Hope everyone had a good Easter!
You are going to see a few, minor changes to this blog over the coming weeks. I’ve come to realize blog posts I’ve been writing do not fit in with the original goals. While I could rewrite the mission statement, I still like the original concept and think it could be helpful to people.
The other change is I’m going to start transitioning to this blog, The Intrepid Photographer. The blog itself will be same, just with a different, better-fitting blog name and url. I’ll continue to post on the old blog for a few weeks while we make the transition, though. If you’re a regular reader, please follow the blog over here.
If anyone have a suggestion or a feature they’d like to see more often, please hit the comment button and suggest away. Would you like to see more tutorials? Critiques? Analyses of pro photog’s images (eg explaining how they’re likely lit). Or do you just want to see pretty pictures?
On to our regular programming!
Today’s featured photographer is Erik Almas. His photos are stunning, with simple props and well-thought-out lighting. He has something for everyone – landscapes, models, fashion, lifestyle…
I encourage you all to take a look, especially at his “portraits” and “lifestyle” – many of these photos are simply lit, and photographers lacking studio equipment could attain similar results with some practice.
This week, challenge yourself to do a simple, glamor-style portrait of someone; a friend, a family member or even a self portrait, and minimal lights.
Here’s a diagram on how you can achieve a similar look to Erik Almas’ picture featured above without using artificial light sources.
Erik Almas does use artificial light sources in his portrait; but a similar look can be achieved with use of a good, strong indirect light – window in this case – and a reflector, which the white posterboard can function as.

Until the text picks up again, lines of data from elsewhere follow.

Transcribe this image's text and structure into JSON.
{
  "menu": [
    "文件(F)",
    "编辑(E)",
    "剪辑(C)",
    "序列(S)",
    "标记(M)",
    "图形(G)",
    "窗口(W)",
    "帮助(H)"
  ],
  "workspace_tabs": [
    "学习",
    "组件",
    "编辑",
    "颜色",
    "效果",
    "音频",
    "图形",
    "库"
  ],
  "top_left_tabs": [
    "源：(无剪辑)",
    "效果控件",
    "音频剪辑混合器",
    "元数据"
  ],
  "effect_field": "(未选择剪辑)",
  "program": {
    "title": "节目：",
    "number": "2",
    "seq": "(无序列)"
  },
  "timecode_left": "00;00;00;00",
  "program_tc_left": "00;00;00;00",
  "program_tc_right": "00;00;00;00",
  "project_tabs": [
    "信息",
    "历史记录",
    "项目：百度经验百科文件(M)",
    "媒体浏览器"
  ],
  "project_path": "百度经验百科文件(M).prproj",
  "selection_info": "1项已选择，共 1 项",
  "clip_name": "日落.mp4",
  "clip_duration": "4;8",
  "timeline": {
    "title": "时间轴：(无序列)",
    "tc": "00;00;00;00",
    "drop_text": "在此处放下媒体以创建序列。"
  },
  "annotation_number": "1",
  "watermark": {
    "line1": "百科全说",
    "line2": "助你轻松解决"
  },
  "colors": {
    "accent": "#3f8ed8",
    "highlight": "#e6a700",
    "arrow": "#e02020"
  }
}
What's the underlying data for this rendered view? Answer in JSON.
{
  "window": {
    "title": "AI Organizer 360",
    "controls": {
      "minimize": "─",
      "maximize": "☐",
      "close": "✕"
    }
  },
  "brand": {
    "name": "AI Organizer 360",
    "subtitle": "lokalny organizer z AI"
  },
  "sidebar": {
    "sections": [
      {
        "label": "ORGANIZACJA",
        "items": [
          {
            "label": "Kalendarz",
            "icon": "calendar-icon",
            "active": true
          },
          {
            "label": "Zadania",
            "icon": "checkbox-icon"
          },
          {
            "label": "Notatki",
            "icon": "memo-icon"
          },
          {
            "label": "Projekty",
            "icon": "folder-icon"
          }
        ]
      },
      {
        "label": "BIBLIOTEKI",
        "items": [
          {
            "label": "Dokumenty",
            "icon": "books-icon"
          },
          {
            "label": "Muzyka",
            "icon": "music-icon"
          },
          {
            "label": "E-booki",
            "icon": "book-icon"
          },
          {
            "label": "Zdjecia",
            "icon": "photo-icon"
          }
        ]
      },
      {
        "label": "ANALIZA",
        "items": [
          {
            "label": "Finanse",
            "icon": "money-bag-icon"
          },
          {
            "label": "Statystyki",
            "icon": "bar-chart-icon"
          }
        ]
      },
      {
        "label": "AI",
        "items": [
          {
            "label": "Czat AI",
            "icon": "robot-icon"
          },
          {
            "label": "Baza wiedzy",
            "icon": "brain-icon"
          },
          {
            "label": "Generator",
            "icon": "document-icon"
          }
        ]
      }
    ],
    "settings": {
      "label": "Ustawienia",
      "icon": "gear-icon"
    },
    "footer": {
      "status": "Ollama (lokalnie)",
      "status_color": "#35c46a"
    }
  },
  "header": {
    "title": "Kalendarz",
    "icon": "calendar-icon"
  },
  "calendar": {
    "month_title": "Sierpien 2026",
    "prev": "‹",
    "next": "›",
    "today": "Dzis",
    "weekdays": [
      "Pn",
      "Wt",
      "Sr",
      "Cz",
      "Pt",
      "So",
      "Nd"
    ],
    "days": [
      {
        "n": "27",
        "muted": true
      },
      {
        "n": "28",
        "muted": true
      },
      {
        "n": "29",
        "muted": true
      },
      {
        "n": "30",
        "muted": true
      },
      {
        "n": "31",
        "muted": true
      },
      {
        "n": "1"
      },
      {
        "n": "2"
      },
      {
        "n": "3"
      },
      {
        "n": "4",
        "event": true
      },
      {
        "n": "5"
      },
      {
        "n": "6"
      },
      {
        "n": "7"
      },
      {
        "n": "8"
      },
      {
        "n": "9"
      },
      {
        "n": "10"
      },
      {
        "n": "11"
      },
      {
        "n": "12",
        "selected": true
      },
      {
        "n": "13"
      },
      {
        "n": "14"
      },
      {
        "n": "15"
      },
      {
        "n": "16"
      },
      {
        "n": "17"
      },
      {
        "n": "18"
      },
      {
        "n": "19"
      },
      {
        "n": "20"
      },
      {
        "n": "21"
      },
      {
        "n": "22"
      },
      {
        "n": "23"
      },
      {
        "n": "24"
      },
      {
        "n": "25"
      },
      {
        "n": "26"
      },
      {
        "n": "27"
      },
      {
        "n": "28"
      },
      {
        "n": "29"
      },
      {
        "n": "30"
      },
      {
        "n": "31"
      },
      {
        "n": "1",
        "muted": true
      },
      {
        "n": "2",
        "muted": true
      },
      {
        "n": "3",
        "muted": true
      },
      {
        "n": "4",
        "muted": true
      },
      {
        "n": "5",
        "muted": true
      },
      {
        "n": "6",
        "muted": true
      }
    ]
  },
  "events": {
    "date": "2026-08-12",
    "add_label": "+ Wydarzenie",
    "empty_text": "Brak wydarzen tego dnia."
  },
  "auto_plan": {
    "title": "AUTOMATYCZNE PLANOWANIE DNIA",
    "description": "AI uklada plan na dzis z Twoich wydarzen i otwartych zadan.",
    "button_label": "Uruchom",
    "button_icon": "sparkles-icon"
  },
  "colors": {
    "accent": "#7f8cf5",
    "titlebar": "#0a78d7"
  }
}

Shoot at about f4-f8 (no wider than that), and your backdrop, if you have sufficient distance in between it and your subject, will be lightly out of focus. If you try to shoot this with objects in view, they’ll still be plainly visible and ruin this simple portrait.
You will need a white backdrop or a plain, light-colored background. You can use a regular bedsheet. By avoiding lighting the backdrop directly, it will appear gray.
Keep on shooting!